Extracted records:
== == ==

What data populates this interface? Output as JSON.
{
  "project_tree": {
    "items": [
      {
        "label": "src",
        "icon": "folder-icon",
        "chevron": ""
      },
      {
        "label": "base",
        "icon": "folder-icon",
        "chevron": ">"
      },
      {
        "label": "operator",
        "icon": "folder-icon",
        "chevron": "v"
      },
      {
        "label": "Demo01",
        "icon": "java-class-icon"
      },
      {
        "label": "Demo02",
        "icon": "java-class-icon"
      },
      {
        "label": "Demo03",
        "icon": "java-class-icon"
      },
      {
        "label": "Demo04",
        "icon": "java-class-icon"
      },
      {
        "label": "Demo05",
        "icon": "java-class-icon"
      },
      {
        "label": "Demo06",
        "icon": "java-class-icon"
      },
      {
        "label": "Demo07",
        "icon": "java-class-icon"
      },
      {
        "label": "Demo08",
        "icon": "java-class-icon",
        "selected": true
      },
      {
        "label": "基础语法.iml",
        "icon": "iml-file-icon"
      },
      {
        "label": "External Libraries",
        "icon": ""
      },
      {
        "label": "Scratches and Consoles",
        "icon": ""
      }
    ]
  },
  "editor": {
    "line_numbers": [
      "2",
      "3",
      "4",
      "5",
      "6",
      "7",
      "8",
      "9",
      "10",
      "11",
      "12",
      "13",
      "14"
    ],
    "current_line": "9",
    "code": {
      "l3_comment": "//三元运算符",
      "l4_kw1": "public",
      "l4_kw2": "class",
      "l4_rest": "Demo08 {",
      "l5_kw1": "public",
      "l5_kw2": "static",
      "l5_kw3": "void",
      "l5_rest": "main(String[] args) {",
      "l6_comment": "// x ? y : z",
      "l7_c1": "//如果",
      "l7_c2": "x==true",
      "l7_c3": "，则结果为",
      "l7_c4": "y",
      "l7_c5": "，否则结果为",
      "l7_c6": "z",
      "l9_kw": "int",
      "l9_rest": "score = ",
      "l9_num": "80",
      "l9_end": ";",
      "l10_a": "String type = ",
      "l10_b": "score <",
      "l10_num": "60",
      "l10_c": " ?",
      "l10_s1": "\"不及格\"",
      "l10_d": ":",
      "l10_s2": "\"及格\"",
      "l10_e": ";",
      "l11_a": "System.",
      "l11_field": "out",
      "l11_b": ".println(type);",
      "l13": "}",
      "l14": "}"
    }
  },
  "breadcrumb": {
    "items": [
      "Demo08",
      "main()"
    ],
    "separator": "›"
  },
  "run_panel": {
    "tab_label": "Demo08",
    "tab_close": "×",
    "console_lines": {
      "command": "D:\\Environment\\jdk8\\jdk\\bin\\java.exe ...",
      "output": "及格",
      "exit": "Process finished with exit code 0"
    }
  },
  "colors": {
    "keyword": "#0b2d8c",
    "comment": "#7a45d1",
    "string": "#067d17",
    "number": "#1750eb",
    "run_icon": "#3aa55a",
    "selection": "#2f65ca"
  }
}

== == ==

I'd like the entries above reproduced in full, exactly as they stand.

What data populates this interface? Output as JSON.
{
  "project_tree": {
    "items": [
      {
        "label": "src",
        "icon": "folder-icon",
        "chevron": ""
      },
      {
        "label": "base",
        "icon": "folder-icon",
        "chevron": ">"
      },
      {
        "label": "operator",
        "icon": "folder-icon",
        "chevron": "v"
      },
      {
        "label": "Demo01",
        "icon": "java-class-icon"
      },
      {
        "label": "Demo02",
        "icon": "java-class-icon"
      },
      {
        "label": "Demo03",
        "icon": "java-class-icon"
      },
      {
        "label": "Demo04",
        "icon": "java-class-icon"
      },
      {
        "label": "Demo05",
        "icon": "java-class-icon"
      },
      {
        "label": "Demo06",
        "icon": "java-class-icon"
      },
      {
        "label": "Demo07",
        "icon": "java-class-icon"
      },
      {
        "label": "Demo08",
        "icon": "java-class-icon",
        "selected": true
      },
      {
        "label": "基础语法.iml",
        "icon": "iml-file-icon"
      },
      {
        "label": "External Libraries",
        "icon": ""
      },
      {
        "label": "Scratches and Consoles",
        "icon": ""
      }
    ]
  },
  "editor": {
    "line_numbers": [
      "2",
      "3",
      "4",
      "5",
      "6",
      "7",
      "8",
      "9",
      "10",
      "11",
      "12",
      "13",
      "14"
    ],
    "current_line": "9",
    "code": {
      "l3_comment": "//三元运算符",
      "l4_kw1": "public",
      "l4_kw2": "class",
      "l4_rest": "Demo08 {",
      "l5_kw1": "public",
      "l5_kw2": "static",
      "l5_kw3": "void",
      "l5_rest": "main(String[] args) {",
      "l6_comment": "// x ? y : z",
      "l7_c1": "//如果",
      "l7_c2": "x==true",
      "l7_c3": "，则结果为",
      "l7_c4": "y",
      "l7_c5": "，否则结果为",
      "l7_c6": "z",
      "l9_kw": "int",
      "l9_rest": "score = ",
      "l9_num": "80",
      "l9_end": ";",
      "l10_a": "String type = ",
      "l10_b": "score <",
      "l10_num": "60",
      "l10_c": " ?",
      "l10_s1": "\"不及格\"",
      "l10_d": ":",
      "l10_s2": "\"及格\"",
      "l10_e": ";",
      "l11_a": "System.",
      "l11_field": "out",
      "l11_b": ".println(type);",
      "l13": "}",
      "l14": "}"
    }
  },
  "breadcrumb": {
    "items": [
      "Demo08",
      "main()"
    ],
    "separator": "›"
  },
  "run_panel": {
    "tab_label": "Demo08",
    "tab_close": "×",
    "console_lines": {
      "command": "D:\\Environment\\jdk8\\jdk\\bin\\java.exe ...",
      "output": "及格",
      "exit": "Process finished with exit code 0"
    }
  },
  "colors": {
    "keyword": "#0b2d8c",
    "comment": "#7a45d1",
    "string": "#067d17",
    "number": "#1750eb",
    "run_icon": "#3aa55a",
    "selection": "#2f65ca"
  }
}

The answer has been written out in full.